|Zar, Rose. In the mouth of the wolf.
The author describes her experiences in wartime Poland and how she survived the Holocaust by passing herself off as an Aryan.
Charles Dickens would be 200 years old this year…and even though he died 142 years ago, we’re still talking about him! Yesterday, the National Post wrote an article called “Ten things you might not know about Charles Dickens“:
1. He had a thing for nicknames
Dickens not only named many of his ten children after his favourite authors but he also appointed nicknames to each other them including “Chickenstalker,” “Skittles,” “Lucifer Box” and “Plorn.” His own nickname? “Boz.”

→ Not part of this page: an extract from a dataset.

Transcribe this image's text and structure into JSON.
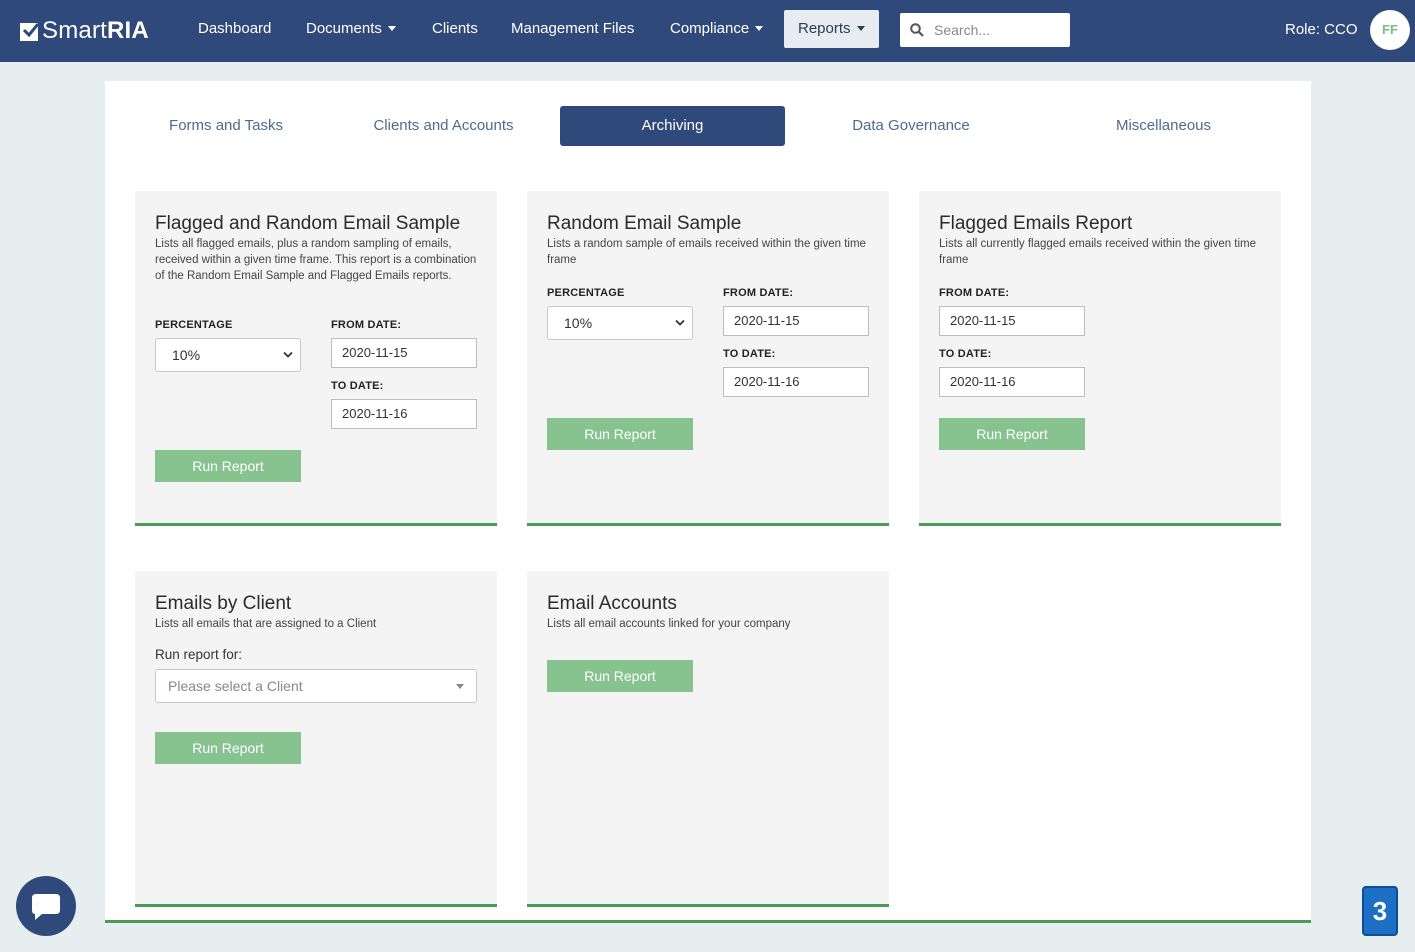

2. He was obsessive-compulsive
Looking in the mirror and combing his hair was an obsession of Dickens. He would do this hundreds of times each day as well as rearranging furniture in his home because if it wasn’t in the “correct” position, he wouldn’t be able to concentrate. He also made sure that his bed was always aligned north-south, he believed that this would improve his writing. He’d touch certain objects three times for luck and was so fixated on cleanliness that he would frequently clean other people’s homes too.
3. Study secret

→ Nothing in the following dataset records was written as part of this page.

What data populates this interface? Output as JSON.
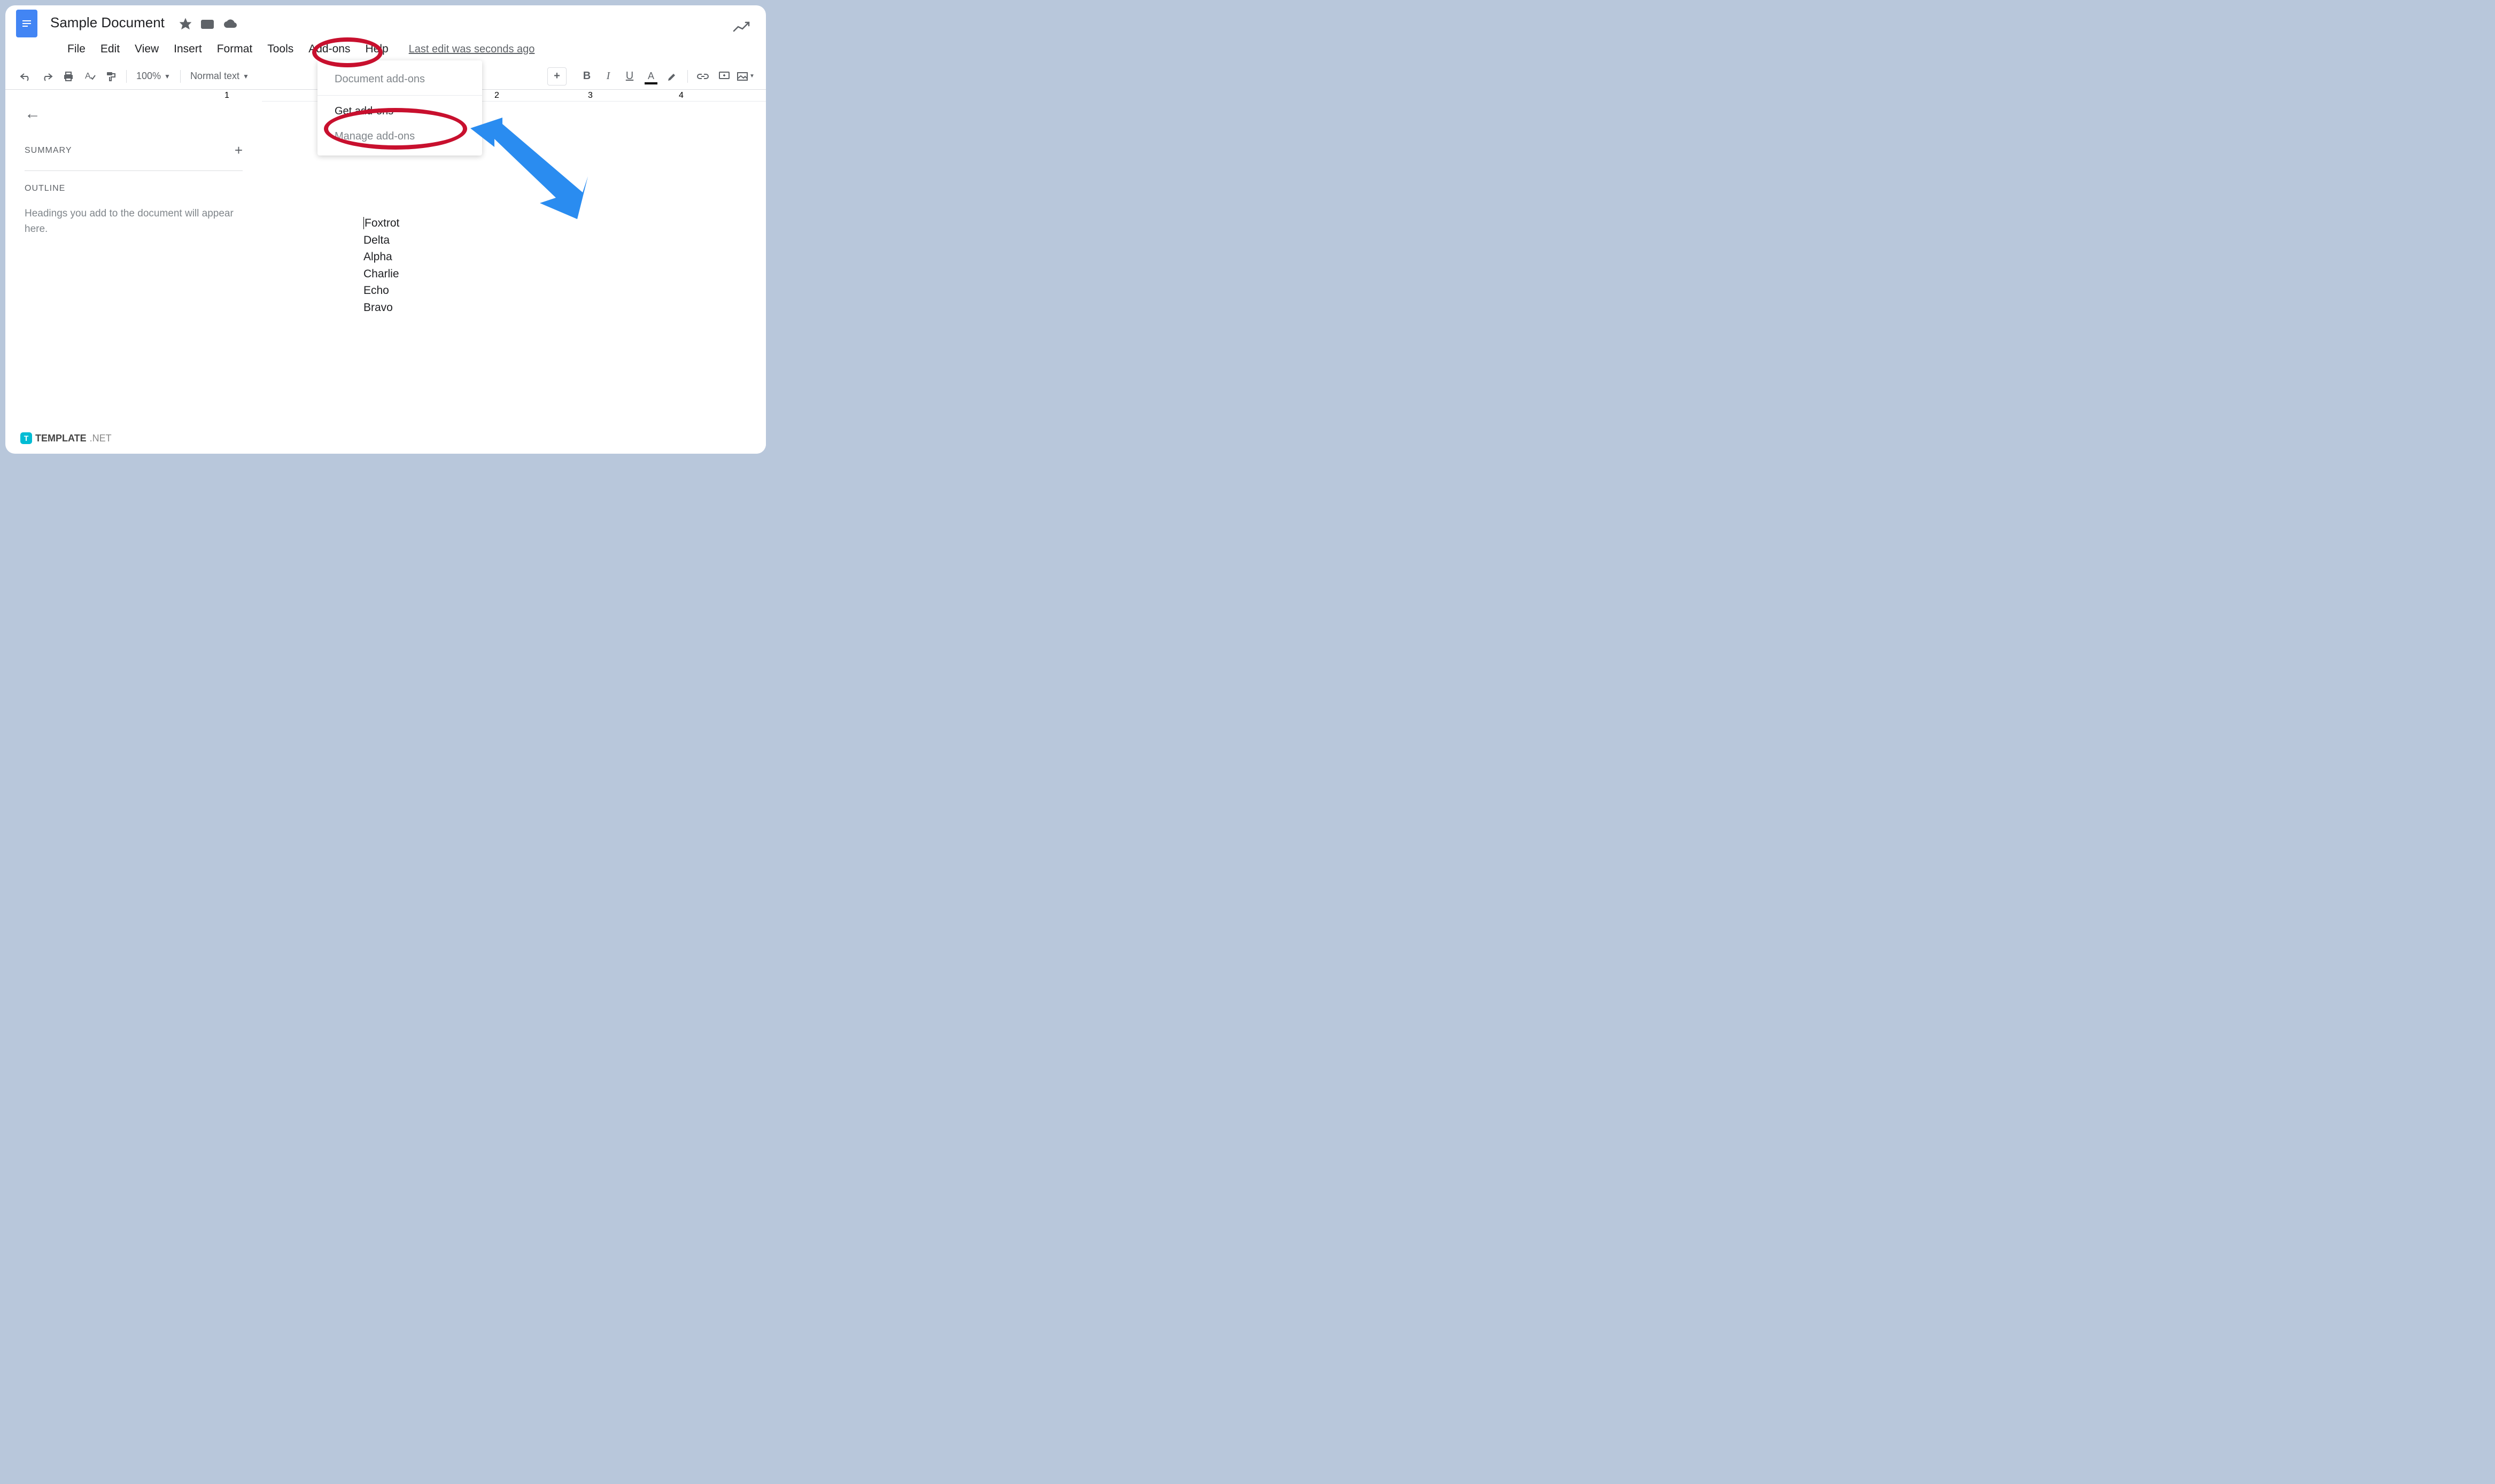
{
  "header": {
    "doc_title": "Sample Document",
    "last_edit": "Last edit was seconds ago"
  },
  "menu": {
    "items": [
      "File",
      "Edit",
      "View",
      "Insert",
      "Format",
      "Tools",
      "Add-ons",
      "Help"
    ]
  },
  "toolbar": {
    "zoom": "100%",
    "style": "Normal text"
  },
  "sidebar": {
    "summary_label": "SUMMARY",
    "outline_label": "OUTLINE",
    "outline_hint": "Headings you add to the document will appear here."
  },
  "dropdown": {
    "items": [
      {
        "label": "Document add-ons",
        "enabled": false
      },
      {
        "label": "Get add-ons",
        "enabled": true
      },
      {
        "label": "Manage add-ons",
        "enabled": false
      }
    ]
  },
  "document": {
    "lines": [
      "Foxtrot",
      "Delta",
      "Alpha",
      "Charlie",
      "Echo",
      "Bravo"
    ]
  },
  "ruler": {
    "ticks": [
      "1",
      "2",
      "3",
      "4"
    ]
  },
  "watermark": {
    "brand": "TEMPLATE",
    "suffix": ".NET",
    "logo_letter": "T"
  }
}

Inside Dickens’ study was a secret door designed like a bookcase. The shelves were filled with fake books that had witty titles such as Noah’s Arkitecture, a nine-volume set called Cat’s Lives and a multi-volume series called The Wisdom of Our Ancestors that dealt with subjects like ignorance, superstition, disease and instruments of torture. There was a companion book that went with The Wisdom of Our Ancestors called The Virtues of Our Ancestors that was super narrow.

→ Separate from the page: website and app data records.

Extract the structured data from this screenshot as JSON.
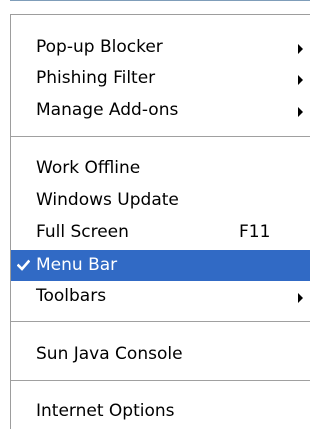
{
  "menu": {
    "groups": [
      {
        "items": [
          {
            "label": "Pop-up Blocker",
            "submenu": true
          },
          {
            "label": "Phishing Filter",
            "submenu": true
          },
          {
            "label": "Manage Add-ons",
            "submenu": true
          }
        ]
      },
      {
        "items": [
          {
            "label": "Work Offline"
          },
          {
            "label": "Windows Update"
          },
          {
            "label": "Full Screen",
            "shortcut": "F11"
          },
          {
            "label": "Menu Bar",
            "checked": true,
            "selected": true
          },
          {
            "label": "Toolbars",
            "submenu": true
          }
        ]
      },
      {
        "items": [
          {
            "label": "Sun Java Console"
          }
        ]
      },
      {
        "items": [
          {
            "label": "Internet Options"
          }
        ]
      }
    ]
  },
  "colors": {
    "highlight": "#316ac5",
    "highlight_text": "#ffffff",
    "text": "#000000",
    "separator": "#a0a0a0"
  },
  "icons": {
    "check": "checkmark-icon",
    "submenu": "submenu-arrow-icon"
  }
}
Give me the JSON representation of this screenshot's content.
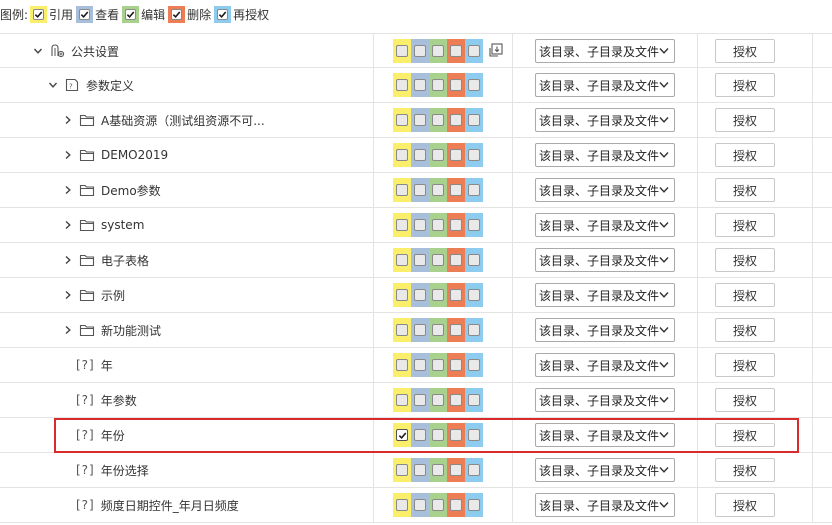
{
  "legend": {
    "title": "图例:",
    "items": [
      {
        "label": "引用",
        "color": "#fbee6a"
      },
      {
        "label": "查看",
        "color": "#a8bfdc"
      },
      {
        "label": "编辑",
        "color": "#a9d18e"
      },
      {
        "label": "删除",
        "color": "#ed7d54"
      },
      {
        "label": "再授权",
        "color": "#8dccef"
      }
    ]
  },
  "perm_colors": [
    "#fbee6a",
    "#a8bfdc",
    "#a9d18e",
    "#ed7d54",
    "#8dccef"
  ],
  "select_text": "该目录、子目录及文件",
  "button_text": "授权",
  "rows": [
    {
      "label": "公共设置",
      "indent": 0,
      "chevron": "down",
      "icon": "public-settings-icon",
      "perms": [
        false,
        false,
        false,
        false,
        false
      ],
      "cascade": true
    },
    {
      "label": "参数定义",
      "indent": 1,
      "chevron": "down",
      "icon": "parameter-definition-icon",
      "perms": [
        false,
        false,
        false,
        false,
        false
      ],
      "cascade": false
    },
    {
      "label": "A基础资源（测试组资源不可...",
      "indent": 2,
      "chevron": "right",
      "icon": "folder-icon",
      "perms": [
        false,
        false,
        false,
        false,
        false
      ],
      "cascade": false
    },
    {
      "label": "DEMO2019",
      "indent": 2,
      "chevron": "right",
      "icon": "folder-icon",
      "perms": [
        false,
        false,
        false,
        false,
        false
      ],
      "cascade": false
    },
    {
      "label": "Demo参数",
      "indent": 2,
      "chevron": "right",
      "icon": "folder-icon",
      "perms": [
        false,
        false,
        false,
        false,
        false
      ],
      "cascade": false
    },
    {
      "label": "system",
      "indent": 2,
      "chevron": "right",
      "icon": "folder-icon",
      "perms": [
        false,
        false,
        false,
        false,
        false
      ],
      "cascade": false
    },
    {
      "label": "电子表格",
      "indent": 2,
      "chevron": "right",
      "icon": "folder-icon",
      "perms": [
        false,
        false,
        false,
        false,
        false
      ],
      "cascade": false
    },
    {
      "label": "示例",
      "indent": 2,
      "chevron": "right",
      "icon": "folder-icon",
      "perms": [
        false,
        false,
        false,
        false,
        false
      ],
      "cascade": false
    },
    {
      "label": "新功能测试",
      "indent": 2,
      "chevron": "right",
      "icon": "folder-icon",
      "perms": [
        false,
        false,
        false,
        false,
        false
      ],
      "cascade": false
    },
    {
      "label": "年",
      "indent": 3,
      "chevron": "none",
      "icon": "parameter-icon",
      "qmark": "[?]",
      "perms": [
        false,
        false,
        false,
        false,
        false
      ],
      "cascade": false
    },
    {
      "label": "年参数",
      "indent": 3,
      "chevron": "none",
      "icon": "parameter-icon",
      "qmark": "[?]",
      "perms": [
        false,
        false,
        false,
        false,
        false
      ],
      "cascade": false
    },
    {
      "label": "年份",
      "indent": 3,
      "chevron": "none",
      "icon": "parameter-icon",
      "qmark": "[?]",
      "perms": [
        true,
        false,
        false,
        false,
        false
      ],
      "cascade": false
    },
    {
      "label": "年份选择",
      "indent": 3,
      "chevron": "none",
      "icon": "parameter-icon",
      "qmark": "[?]",
      "perms": [
        false,
        false,
        false,
        false,
        false
      ],
      "cascade": false
    },
    {
      "label": "频度日期控件_年月日频度",
      "indent": 3,
      "chevron": "none",
      "icon": "parameter-icon",
      "qmark": "[?]",
      "perms": [
        false,
        false,
        false,
        false,
        false
      ],
      "cascade": false
    }
  ]
}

4. He practiced hypnotism
Dickens was always interested in mesmerism and often practiced on his wife (a hypochondriac), his children and friends — to great results.
5. He was epileptic
At a young age, Dickens suffered from epilepsy and applied that to some of his characters, describing three, specifically, as having seizures. For a time where little was known about this disorder, doctors were impressed by how accurate and descriptive he could be. The characters that had seizures were Edward Leeford (Oliver Twist), a headmaster (Our Mutual Friend) and a maid (Bleak House).
6. Spontaneous Human Combustion
Dickens believed that humans could die from spontaneous combustion and even wrote in his novel Bleak House that one of the characters, Krook, died from it.
7. A Christmas Carol
Most of the characters in A Christmas Carol were based on people he actually knew, like Ebenezer Scrooge (a counselor in Edinburgh). This was also Dickens’ first unserialized piece of work.
8. Train crash
In June 1865, Dickens and his mistress Nelly Ternan were in the Staplehurst rail crash. They were in one of the eight cars that didn’t crash into the river below and he helped out some of the other passengers to safety before running back to save the manuscript for his novel Our Mutual Friend.
9. Canadian connection
Dickens’ son, Francis Jeffrey Dickens, was a member of the North-West Mounted Police from 1874 – 1886.
10. There’s a Charles Dickens amusement park
Dickens World in Kent, England is a Dickens themed attraction that promises to “take you back to an authentically themed Dickensian England.”
Sounds like an interesting fellow hey?
Makes you want to come on down to the library and check out something he wrote doesn’t it?!